| Task description |
Your answer should be the full set of records, printed exactly as they stand.

········

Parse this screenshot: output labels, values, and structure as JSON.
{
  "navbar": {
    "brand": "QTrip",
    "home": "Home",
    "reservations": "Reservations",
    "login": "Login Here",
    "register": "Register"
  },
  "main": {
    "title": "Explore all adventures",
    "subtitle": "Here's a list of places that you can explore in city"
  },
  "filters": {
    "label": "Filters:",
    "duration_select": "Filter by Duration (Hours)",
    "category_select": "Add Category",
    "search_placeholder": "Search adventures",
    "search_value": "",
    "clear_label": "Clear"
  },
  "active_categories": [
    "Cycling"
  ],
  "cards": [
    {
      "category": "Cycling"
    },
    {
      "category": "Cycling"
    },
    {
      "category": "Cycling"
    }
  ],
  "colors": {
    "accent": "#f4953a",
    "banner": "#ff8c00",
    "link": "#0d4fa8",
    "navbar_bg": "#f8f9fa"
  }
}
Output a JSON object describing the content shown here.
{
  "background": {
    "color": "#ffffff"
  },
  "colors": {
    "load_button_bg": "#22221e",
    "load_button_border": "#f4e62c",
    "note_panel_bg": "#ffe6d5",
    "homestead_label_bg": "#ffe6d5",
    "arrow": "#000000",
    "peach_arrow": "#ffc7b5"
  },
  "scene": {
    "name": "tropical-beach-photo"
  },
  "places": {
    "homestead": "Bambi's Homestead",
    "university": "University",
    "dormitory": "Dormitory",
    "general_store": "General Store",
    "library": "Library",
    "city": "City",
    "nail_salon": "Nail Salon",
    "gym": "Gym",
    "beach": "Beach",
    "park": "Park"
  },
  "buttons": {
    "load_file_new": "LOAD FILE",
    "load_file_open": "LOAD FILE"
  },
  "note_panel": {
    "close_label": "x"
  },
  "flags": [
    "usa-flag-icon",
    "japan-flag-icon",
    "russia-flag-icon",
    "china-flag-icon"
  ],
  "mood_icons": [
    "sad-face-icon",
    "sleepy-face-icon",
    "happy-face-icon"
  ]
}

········

| Response to this task |
Parse this screenshot: output labels, values, and structure as JSON.
{
  "navbar": {
    "brand": "QTrip",
    "home": "Home",
    "reservations": "Reservations",
    "login": "Login Here",
    "register": "Register"
  },
  "main": {
    "title": "Explore all adventures",
    "subtitle": "Here's a list of places that you can explore in city"
  },
  "filters": {
    "label": "Filters:",
    "duration_select": "Filter by Duration (Hours)",
    "category_select": "Add Category",
    "search_placeholder": "Search adventures",
    "search_value": "",
    "clear_label": "Clear"
  },
  "active_categories": [
    "Cycling"
  ],
  "cards": [
    {
      "category": "Cycling"
    },
    {
      "category": "Cycling"
    },
    {
      "category": "Cycling"
    }
  ],
  "colors": {
    "accent": "#f4953a",
    "banner": "#ff8c00",
    "link": "#0d4fa8",
    "navbar_bg": "#f8f9fa"
  }
}
Output a JSON object describing the content shown here.
{
  "background": {
    "color": "#ffffff"
  },
  "colors": {
    "load_button_bg": "#22221e",
    "load_button_border": "#f4e62c",
    "note_panel_bg": "#ffe6d5",
    "homestead_label_bg": "#ffe6d5",
    "arrow": "#000000",
    "peach_arrow": "#ffc7b5"
  },
  "scene": {
    "name": "tropical-beach-photo"
  },
  "places": {
    "homestead": "Bambi's Homestead",
    "university": "University",
    "dormitory": "Dormitory",
    "general_store": "General Store",
    "library": "Library",
    "city": "City",
    "nail_salon": "Nail Salon",
    "gym": "Gym",
    "beach": "Beach",
    "park": "Park"
  },
  "buttons": {
    "load_file_new": "LOAD FILE",
    "load_file_open": "LOAD FILE"
  },
  "note_panel": {
    "close_label": "x"
  },
  "flags": [
    "usa-flag-icon",
    "japan-flag-icon",
    "russia-flag-icon",
    "china-flag-icon"
  ],
  "mood_icons": [
    "sad-face-icon",
    "sleepy-face-icon",
    "happy-face-icon"
  ]
}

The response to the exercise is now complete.